While on vacation in Door County, Wisconsin in July, I lucked upon finding a mint condition, unused Pentax P3 35mm SLR for sale at a consignment shop. It came with a 50mm f2.8 and a 35-70 f4.0 lens and bag, and was a really nice find. When I went to put in a roll of film for the first time, it still had the “remove before first use” decal above the film tray – practically a brand new camera!
I picked up some Kodak Tri-X 400 once we were back in Chicago, from the great guys at Central Camera on Wabash Street. It had been a long time since I’ve shot film; in fact, a 9th grade photojournalism class in high school in 1993 was my first time really using an SLR. The class covered composition, film development, and enlarging prints. Since then, digital photography has taken me through several cameras, and it was nice to feel a change in mindset with the Pentax P3 in which I frequently told myself “you only have 36 photos, try to make them count.”
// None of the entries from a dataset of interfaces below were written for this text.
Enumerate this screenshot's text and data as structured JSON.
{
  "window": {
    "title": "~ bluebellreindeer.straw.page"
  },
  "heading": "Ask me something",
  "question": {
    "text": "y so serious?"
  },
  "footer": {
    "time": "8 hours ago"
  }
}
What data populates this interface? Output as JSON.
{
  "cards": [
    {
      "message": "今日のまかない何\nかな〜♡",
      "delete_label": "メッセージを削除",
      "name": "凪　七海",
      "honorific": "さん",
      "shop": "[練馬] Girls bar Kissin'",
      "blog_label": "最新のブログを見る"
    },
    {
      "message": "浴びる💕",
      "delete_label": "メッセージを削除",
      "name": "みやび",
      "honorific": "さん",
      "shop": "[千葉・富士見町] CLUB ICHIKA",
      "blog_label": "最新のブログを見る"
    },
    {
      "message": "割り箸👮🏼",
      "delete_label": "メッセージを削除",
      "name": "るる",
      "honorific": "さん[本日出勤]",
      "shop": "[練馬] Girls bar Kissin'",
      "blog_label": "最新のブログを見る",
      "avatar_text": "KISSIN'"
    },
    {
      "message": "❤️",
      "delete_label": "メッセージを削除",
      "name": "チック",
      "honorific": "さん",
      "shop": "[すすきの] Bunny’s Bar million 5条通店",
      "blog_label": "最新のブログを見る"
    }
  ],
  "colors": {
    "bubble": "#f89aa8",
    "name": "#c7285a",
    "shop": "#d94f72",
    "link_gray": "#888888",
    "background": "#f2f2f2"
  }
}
As I took photos with this first roll around Chicago, and at the Skokie Lagoons in Wilmette, I really enjoyed the fact that i had to slow down, and put some thought into what I was shooting in a different way than with a digital camera. Holding a film camera that didn’t give me a virtually unlimited number of shots, however limiting it is, felt liberating in a way. The not knowing whether a shot would come out well felt great as well, like I’d be living in a mystery until the photos were processed.
I think this was the first photo I shot with the P3, from inside Central Camera on Wabash.
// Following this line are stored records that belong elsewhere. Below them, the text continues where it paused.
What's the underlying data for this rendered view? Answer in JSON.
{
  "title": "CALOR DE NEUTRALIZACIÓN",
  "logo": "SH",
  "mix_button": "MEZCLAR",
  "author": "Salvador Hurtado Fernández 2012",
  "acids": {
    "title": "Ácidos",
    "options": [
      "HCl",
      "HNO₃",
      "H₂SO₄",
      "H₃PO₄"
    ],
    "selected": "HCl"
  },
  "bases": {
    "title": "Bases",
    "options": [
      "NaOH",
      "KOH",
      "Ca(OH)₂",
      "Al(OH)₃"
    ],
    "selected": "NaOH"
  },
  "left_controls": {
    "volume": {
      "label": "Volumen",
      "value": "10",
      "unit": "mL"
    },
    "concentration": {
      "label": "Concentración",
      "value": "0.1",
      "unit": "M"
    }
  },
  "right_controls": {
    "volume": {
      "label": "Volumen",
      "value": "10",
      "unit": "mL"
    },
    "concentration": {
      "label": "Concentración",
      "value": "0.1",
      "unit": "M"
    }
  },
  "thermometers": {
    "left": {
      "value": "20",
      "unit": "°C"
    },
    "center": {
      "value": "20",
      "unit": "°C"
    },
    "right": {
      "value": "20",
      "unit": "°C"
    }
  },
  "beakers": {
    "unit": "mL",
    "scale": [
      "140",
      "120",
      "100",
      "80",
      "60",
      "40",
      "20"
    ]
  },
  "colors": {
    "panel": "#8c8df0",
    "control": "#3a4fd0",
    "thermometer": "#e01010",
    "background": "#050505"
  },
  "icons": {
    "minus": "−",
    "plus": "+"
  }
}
The architecture of the IBM Building on the Chicago river, located beside the iconic Marina City towers, made for some excellent contrast between windows and and the black metal of the building. I’ve taken dozens of photos of this with my iPhone and Nikon cameras in the past, and none of them resonated with me like this one.
On a drive home from working in the suburbs one evening, I had a chance to stop through the Skokie Lagoons in Willamette. I try and swing by here each season, especially in winter when the lagoons are completely frozen. It’s a nice quick escape from the highways and roads of the north suburbs.
This was taken on a Sunday afternoon while out for a walk with my daughter. Numerous sailboats were coming into Belmont Harbor as the winds picked up on a really overcast day. This is one of my favorite spots to sit along the lake, or to jog along the breakwall.
I’d been wanting a film camera / B&W film setup for a while for street photography, which hasn’t ever been a big focus for me. I’m trying to keep it on my as often as possible, and random moments like this, no matter the quality, end up being a nice reminder of something that was eye-catching enough to commit to film. It really reinforces the fun that can be found in looking around with your own eyes, finding a balance between split-second moments, and compelling scenes that warrant some planning.
I looked around a lot for a good mail-in processing shop, and went with The Darkroom in San Clemente, California. They process film, and make them available online for download, along with sending the negatives back to you with a CD-Rom of the photos. I was more than pleased with the results and look forward to using them frequently.